• _Goal of the exercise_: Whatever appears in the data below, copy it exactly.
....
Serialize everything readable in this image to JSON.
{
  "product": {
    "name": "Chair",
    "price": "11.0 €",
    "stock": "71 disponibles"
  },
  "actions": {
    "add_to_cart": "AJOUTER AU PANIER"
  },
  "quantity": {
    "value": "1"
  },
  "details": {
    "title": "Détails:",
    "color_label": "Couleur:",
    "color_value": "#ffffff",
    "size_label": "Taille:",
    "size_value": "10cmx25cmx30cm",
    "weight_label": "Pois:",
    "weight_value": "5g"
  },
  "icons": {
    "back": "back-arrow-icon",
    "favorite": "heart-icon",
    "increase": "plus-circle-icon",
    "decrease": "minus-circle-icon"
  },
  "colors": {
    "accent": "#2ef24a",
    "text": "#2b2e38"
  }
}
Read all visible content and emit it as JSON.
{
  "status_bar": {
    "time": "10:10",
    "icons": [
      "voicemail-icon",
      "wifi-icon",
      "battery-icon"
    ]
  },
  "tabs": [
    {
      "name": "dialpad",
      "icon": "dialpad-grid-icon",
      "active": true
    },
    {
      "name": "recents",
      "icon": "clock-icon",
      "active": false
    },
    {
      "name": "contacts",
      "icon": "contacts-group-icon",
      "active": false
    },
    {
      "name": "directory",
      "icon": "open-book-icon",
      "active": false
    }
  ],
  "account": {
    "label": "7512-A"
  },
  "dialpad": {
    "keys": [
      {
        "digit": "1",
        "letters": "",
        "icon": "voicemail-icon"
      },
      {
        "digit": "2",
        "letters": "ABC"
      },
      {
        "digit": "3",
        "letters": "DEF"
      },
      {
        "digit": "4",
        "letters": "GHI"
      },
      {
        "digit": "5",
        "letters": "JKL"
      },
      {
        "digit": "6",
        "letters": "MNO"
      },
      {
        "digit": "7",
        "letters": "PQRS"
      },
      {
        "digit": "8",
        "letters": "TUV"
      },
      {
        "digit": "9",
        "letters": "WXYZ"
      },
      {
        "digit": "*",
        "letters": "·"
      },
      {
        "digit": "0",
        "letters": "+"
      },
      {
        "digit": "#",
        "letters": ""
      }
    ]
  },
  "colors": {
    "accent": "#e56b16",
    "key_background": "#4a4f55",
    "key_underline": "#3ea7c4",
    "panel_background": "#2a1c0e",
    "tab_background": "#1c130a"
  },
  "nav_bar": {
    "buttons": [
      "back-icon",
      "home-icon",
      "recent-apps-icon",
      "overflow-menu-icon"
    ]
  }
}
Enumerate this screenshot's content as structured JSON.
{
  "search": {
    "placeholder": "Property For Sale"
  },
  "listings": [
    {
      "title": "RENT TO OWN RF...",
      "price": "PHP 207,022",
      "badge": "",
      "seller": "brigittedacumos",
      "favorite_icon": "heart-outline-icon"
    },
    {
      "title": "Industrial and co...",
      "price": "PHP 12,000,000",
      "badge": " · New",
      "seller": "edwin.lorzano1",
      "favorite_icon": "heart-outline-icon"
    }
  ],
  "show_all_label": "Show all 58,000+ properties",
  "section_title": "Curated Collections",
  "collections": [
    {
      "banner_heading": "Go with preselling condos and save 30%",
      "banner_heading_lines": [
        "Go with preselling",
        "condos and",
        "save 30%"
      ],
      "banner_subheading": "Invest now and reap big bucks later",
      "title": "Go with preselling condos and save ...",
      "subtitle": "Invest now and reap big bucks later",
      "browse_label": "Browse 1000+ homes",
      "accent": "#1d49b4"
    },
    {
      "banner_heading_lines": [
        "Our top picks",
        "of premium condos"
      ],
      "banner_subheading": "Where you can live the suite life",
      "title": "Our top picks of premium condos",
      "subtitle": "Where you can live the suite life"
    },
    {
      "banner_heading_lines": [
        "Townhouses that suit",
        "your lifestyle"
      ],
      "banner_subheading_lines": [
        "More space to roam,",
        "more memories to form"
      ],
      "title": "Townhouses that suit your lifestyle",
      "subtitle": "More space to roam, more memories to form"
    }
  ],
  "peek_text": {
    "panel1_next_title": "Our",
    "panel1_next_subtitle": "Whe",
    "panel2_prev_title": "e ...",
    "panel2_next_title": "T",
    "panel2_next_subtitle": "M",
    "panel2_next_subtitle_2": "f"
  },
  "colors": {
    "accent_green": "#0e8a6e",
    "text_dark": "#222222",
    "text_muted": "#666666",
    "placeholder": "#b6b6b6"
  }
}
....
• _Written solution_:
Serialize everything readable in this image to JSON.
{
  "product": {
    "name": "Chair",
    "price": "11.0 €",
    "stock": "71 disponibles"
  },
  "actions": {
    "add_to_cart": "AJOUTER AU PANIER"
  },
  "quantity": {
    "value": "1"
  },
  "details": {
    "title": "Détails:",
    "color_label": "Couleur:",
    "color_value": "#ffffff",
    "size_label": "Taille:",
    "size_value": "10cmx25cmx30cm",
    "weight_label": "Pois:",
    "weight_value": "5g"
  },
  "icons": {
    "back": "back-arrow-icon",
    "favorite": "heart-icon",
    "increase": "plus-circle-icon",
    "decrease": "minus-circle-icon"
  },
  "colors": {
    "accent": "#2ef24a",
    "text": "#2b2e38"
  }
}
Read all visible content and emit it as JSON.
{
  "status_bar": {
    "time": "10:10",
    "icons": [
      "voicemail-icon",
      "wifi-icon",
      "battery-icon"
    ]
  },
  "tabs": [
    {
      "name": "dialpad",
      "icon": "dialpad-grid-icon",
      "active": true
    },
    {
      "name": "recents",
      "icon": "clock-icon",
      "active": false
    },
    {
      "name": "contacts",
      "icon": "contacts-group-icon",
      "active": false
    },
    {
      "name": "directory",
      "icon": "open-book-icon",
      "active": false
    }
  ],
  "account": {
    "label": "7512-A"
  },
  "dialpad": {
    "keys": [
      {
        "digit": "1",
        "letters": "",
        "icon": "voicemail-icon"
      },
      {
        "digit": "2",
        "letters": "ABC"
      },
      {
        "digit": "3",
        "letters": "DEF"
      },
      {
        "digit": "4",
        "letters": "GHI"
      },
      {
        "digit": "5",
        "letters": "JKL"
      },
      {
        "digit": "6",
        "letters": "MNO"
      },
      {
        "digit": "7",
        "letters": "PQRS"
      },
      {
        "digit": "8",
        "letters": "TUV"
      },
      {
        "digit": "9",
        "letters": "WXYZ"
      },
      {
        "digit": "*",
        "letters": "·"
      },
      {
        "digit": "0",
        "letters": "+"
      },
      {
        "digit": "#",
        "letters": ""
      }
    ]
  },
  "colors": {
    "accent": "#e56b16",
    "key_background": "#4a4f55",
    "key_underline": "#3ea7c4",
    "panel_background": "#2a1c0e",
    "tab_background": "#1c130a"
  },
  "nav_bar": {
    "buttons": [
      "back-icon",
      "home-icon",
      "recent-apps-icon",
      "overflow-menu-icon"
    ]
  }
}
Enumerate this screenshot's content as structured JSON.
{
  "search": {
    "placeholder": "Property For Sale"
  },
  "listings": [
    {
      "title": "RENT TO OWN RF...",
      "price": "PHP 207,022",
      "badge": "",
      "seller": "brigittedacumos",
      "favorite_icon": "heart-outline-icon"
    },
    {
      "title": "Industrial and co...",
      "price": "PHP 12,000,000",
      "badge": " · New",
      "seller": "edwin.lorzano1",
      "favorite_icon": "heart-outline-icon"
    }
  ],
  "show_all_label": "Show all 58,000+ properties",
  "section_title": "Curated Collections",
  "collections": [
    {
      "banner_heading": "Go with preselling condos and save 30%",
      "banner_heading_lines": [
        "Go with preselling",
        "condos and",
        "save 30%"
      ],
      "banner_subheading": "Invest now and reap big bucks later",
      "title": "Go with preselling condos and save ...",
      "subtitle": "Invest now and reap big bucks later",
      "browse_label": "Browse 1000+ homes",
      "accent": "#1d49b4"
    },
    {
      "banner_heading_lines": [
        "Our top picks",
        "of premium condos"
      ],
      "banner_subheading": "Where you can live the suite life",
      "title": "Our top picks of premium condos",
      "subtitle": "Where you can live the suite life"
    },
    {
      "banner_heading_lines": [
        "Townhouses that suit",
        "your lifestyle"
      ],
      "banner_subheading_lines": [
        "More space to roam,",
        "more memories to form"
      ],
      "title": "Townhouses that suit your lifestyle",
      "subtitle": "More space to roam, more memories to form"
    }
  ],
  "peek_text": {
    "panel1_next_title": "Our",
    "panel1_next_subtitle": "Whe",
    "panel2_prev_title": "e ...",
    "panel2_next_title": "T",
    "panel2_next_subtitle": "M",
    "panel2_next_subtitle_2": "f"
  },
  "colors": {
    "accent_green": "#0e8a6e",
    "text_dark": "#222222",
    "text_muted": "#666666",
    "placeholder": "#b6b6b6"
  }
}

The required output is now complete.